### What the task requires
The response should be an exact repetition of all the entries.

### Records for the exercise

+ + +

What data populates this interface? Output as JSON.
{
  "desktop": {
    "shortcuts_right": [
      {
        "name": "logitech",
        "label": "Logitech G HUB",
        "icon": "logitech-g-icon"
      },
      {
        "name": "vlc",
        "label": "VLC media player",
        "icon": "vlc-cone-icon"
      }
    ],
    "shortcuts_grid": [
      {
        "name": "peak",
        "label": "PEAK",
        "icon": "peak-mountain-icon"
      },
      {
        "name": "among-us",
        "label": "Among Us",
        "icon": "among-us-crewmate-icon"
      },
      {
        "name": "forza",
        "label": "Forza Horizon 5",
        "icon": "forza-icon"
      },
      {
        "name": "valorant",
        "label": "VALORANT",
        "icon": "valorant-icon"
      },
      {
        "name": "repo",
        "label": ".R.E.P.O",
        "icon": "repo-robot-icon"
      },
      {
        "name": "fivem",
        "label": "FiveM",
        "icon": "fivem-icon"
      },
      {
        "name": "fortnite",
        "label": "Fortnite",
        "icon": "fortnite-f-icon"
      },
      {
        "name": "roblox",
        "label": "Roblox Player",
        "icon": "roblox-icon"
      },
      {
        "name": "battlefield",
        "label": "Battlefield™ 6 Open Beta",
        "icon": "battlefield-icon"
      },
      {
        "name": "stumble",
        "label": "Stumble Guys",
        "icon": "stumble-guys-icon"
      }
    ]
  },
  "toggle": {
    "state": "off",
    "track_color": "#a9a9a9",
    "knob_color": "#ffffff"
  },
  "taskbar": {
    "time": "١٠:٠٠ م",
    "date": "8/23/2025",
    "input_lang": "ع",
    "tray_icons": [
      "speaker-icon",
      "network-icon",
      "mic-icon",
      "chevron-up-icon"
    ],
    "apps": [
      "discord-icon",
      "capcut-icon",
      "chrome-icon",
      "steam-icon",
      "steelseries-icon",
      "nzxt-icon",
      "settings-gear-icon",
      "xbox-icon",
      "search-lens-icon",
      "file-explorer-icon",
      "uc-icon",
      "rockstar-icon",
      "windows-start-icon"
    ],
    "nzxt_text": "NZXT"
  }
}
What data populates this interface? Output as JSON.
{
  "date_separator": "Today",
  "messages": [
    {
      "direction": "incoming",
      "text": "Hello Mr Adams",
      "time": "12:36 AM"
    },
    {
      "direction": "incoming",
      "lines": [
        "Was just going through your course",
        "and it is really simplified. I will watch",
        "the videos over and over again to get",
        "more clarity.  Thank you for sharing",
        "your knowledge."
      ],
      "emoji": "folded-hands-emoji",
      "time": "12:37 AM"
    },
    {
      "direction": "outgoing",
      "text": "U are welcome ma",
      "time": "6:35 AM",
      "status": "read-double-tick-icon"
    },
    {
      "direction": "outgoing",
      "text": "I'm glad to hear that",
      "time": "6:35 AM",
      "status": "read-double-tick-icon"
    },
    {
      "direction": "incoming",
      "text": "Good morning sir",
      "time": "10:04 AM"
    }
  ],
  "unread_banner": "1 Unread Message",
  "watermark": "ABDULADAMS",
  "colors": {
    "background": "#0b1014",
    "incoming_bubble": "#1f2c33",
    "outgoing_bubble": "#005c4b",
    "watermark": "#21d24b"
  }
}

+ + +

### Answer section
What data populates this interface? Output as JSON.
{
  "desktop": {
    "shortcuts_right": [
      {
        "name": "logitech",
        "label": "Logitech G HUB",
        "icon": "logitech-g-icon"
      },
      {
        "name": "vlc",
        "label": "VLC media player",
        "icon": "vlc-cone-icon"
      }
    ],
    "shortcuts_grid": [
      {
        "name": "peak",
        "label": "PEAK",
        "icon": "peak-mountain-icon"
      },
      {
        "name": "among-us",
        "label": "Among Us",
        "icon": "among-us-crewmate-icon"
      },
      {
        "name": "forza",
        "label": "Forza Horizon 5",
        "icon": "forza-icon"
      },
      {
        "name": "valorant",
        "label": "VALORANT",
        "icon": "valorant-icon"
      },
      {
        "name": "repo",
        "label": ".R.E.P.O",
        "icon": "repo-robot-icon"
      },
      {
        "name": "fivem",
        "label": "FiveM",
        "icon": "fivem-icon"
      },
      {
        "name": "fortnite",
        "label": "Fortnite",
        "icon": "fortnite-f-icon"
      },
      {
        "name": "roblox",
        "label": "Roblox Player",
        "icon": "roblox-icon"
      },
      {
        "name": "battlefield",
        "label": "Battlefield™ 6 Open Beta",
        "icon": "battlefield-icon"
      },
      {
        "name": "stumble",
        "label": "Stumble Guys",
        "icon": "stumble-guys-icon"
      }
    ]
  },
  "toggle": {
    "state": "off",
    "track_color": "#a9a9a9",
    "knob_color": "#ffffff"
  },
  "taskbar": {
    "time": "١٠:٠٠ م",
    "date": "8/23/2025",
    "input_lang": "ع",
    "tray_icons": [
      "speaker-icon",
      "network-icon",
      "mic-icon",
      "chevron-up-icon"
    ],
    "apps": [
      "discord-icon",
      "capcut-icon",
      "chrome-icon",
      "steam-icon",
      "steelseries-icon",
      "nzxt-icon",
      "settings-gear-icon",
      "xbox-icon",
      "search-lens-icon",
      "file-explorer-icon",
      "uc-icon",
      "rockstar-icon",
      "windows-start-icon"
    ],
    "nzxt_text": "NZXT"
  }
}
What data populates this interface? Output as JSON.
{
  "date_separator": "Today",
  "messages": [
    {
      "direction": "incoming",
      "text": "Hello Mr Adams",
      "time": "12:36 AM"
    },
    {
      "direction": "incoming",
      "lines": [
        "Was just going through your course",
        "and it is really simplified. I will watch",
        "the videos over and over again to get",
        "more clarity.  Thank you for sharing",
        "your knowledge."
      ],
      "emoji": "folded-hands-emoji",
      "time": "12:37 AM"
    },
    {
      "direction": "outgoing",
      "text": "U are welcome ma",
      "time": "6:35 AM",
      "status": "read-double-tick-icon"
    },
    {
      "direction": "outgoing",
      "text": "I'm glad to hear that",
      "time": "6:35 AM",
      "status": "read-double-tick-icon"
    },
    {
      "direction": "incoming",
      "text": "Good morning sir",
      "time": "10:04 AM"
    }
  ],
  "unread_banner": "1 Unread Message",
  "watermark": "ABDULADAMS",
  "colors": {
    "background": "#0b1014",
    "incoming_bubble": "#1f2c33",
    "outgoing_bubble": "#005c4b",
    "watermark": "#21d24b"
  }
}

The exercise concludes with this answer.